Tigar, whose court resides within the 9th US Circuit Court of Appeals, said the policy '"irreconcilably conflicts" with immigration law and the "expressed intent of Congress". The order will remain in effect until December 19, when the court will begin to hear arguments in service of making the restraining order permanent.

The Trump administration, represented by Department of Justice Civil Division Deputy Assistant Attorney General Scott Stewart, said the new rule does not conflict with Congress' because asylum seekers can still enter the USA if done through a designated port.

As a result of Tigar's restraining order, migrants may once again seek asylum either at legal entry points or after crossing illegally onto USA soil. She said those powers were upheld this year by the Supreme Court in the travel ban case. Rep. Lucille Roybal-Allard (D-Calif), the likely next appropriations chair for the DHS subcommittee, joined Rep. Pramila Jayapal (D-Wash.) in writing President Trump Monday urging him to rescind the presidential actions restricting asylum access at the U.S. -Mexico border, which, they said, "violate domestic and global law".

Around 70,000 people a year claim asylum between official ports of entry, according to the DHS.

LEE GELERNT: Congress has specifically said people can apply for asylum regardless of where they enter.

Clashing with the USA government is a frightening prospect for migrants.

"If this rule stays in effect, people are going to die", Melissa Crow, senior supervising attorney with the Southern Poverty Law Center, said after the hearing.

New barricades at border Huge barricades and walls of concertina wire went up on both sides of a US-Mexico border crossing as the migrant caravan reached Tijuana, the last stop before California.

ICE officials admitted there is no written agreement, and instead they must seek permission for every deportee - permission that Iraq usually denies, unless the deportee has said he or she wants to be sent back.

Tigar's decision - and the administration's attempt to characterize the migrants as violent - sets the stage for hard choices on both sides of the U.S. -Mexico border.

President Donald Trump issued a proclamation on November 9 that says anyone who crossed the southern border would be ineligible for asylum.

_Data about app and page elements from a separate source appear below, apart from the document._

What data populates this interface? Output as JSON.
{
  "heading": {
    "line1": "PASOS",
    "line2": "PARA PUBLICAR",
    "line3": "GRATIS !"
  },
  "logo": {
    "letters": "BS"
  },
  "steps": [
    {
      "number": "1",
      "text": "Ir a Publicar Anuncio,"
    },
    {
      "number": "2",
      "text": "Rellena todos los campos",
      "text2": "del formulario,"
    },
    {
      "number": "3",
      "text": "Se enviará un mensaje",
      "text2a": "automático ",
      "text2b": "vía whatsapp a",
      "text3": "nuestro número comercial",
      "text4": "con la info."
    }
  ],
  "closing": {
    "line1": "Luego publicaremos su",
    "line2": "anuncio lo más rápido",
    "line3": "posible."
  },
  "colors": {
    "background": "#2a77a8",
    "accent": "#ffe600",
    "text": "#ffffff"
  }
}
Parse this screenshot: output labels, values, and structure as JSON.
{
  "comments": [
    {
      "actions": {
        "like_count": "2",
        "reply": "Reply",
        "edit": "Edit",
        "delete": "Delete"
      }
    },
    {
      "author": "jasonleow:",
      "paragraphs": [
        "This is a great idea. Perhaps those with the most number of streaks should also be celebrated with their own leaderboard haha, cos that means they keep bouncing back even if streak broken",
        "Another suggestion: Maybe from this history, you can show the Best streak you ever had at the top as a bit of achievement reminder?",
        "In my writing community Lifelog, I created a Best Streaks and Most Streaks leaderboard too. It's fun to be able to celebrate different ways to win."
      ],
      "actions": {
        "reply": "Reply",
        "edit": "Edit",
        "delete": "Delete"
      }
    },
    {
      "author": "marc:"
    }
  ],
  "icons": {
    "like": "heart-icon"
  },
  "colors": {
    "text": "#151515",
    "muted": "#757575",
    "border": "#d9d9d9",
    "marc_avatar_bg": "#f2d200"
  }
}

The complex legal process takes at least 40 days to accomplish, so a daily intake of 100 people per day adds up to roughly 4,000 people in detention from one entry point.

Per the Post, the Justice Department's lawyer tried unsuccessfully to convince Tigar that there was a "crushing strain" of people trying to cross the southern border illegally.

'Individuals are entitled to asylum if they cross between ports of entry, ' said Baher Azmy, a lawyer for the Center for Constitutional Rights, which sued the government alongside the American Civil Liberties Union. "Congress has been clear on this point for decades".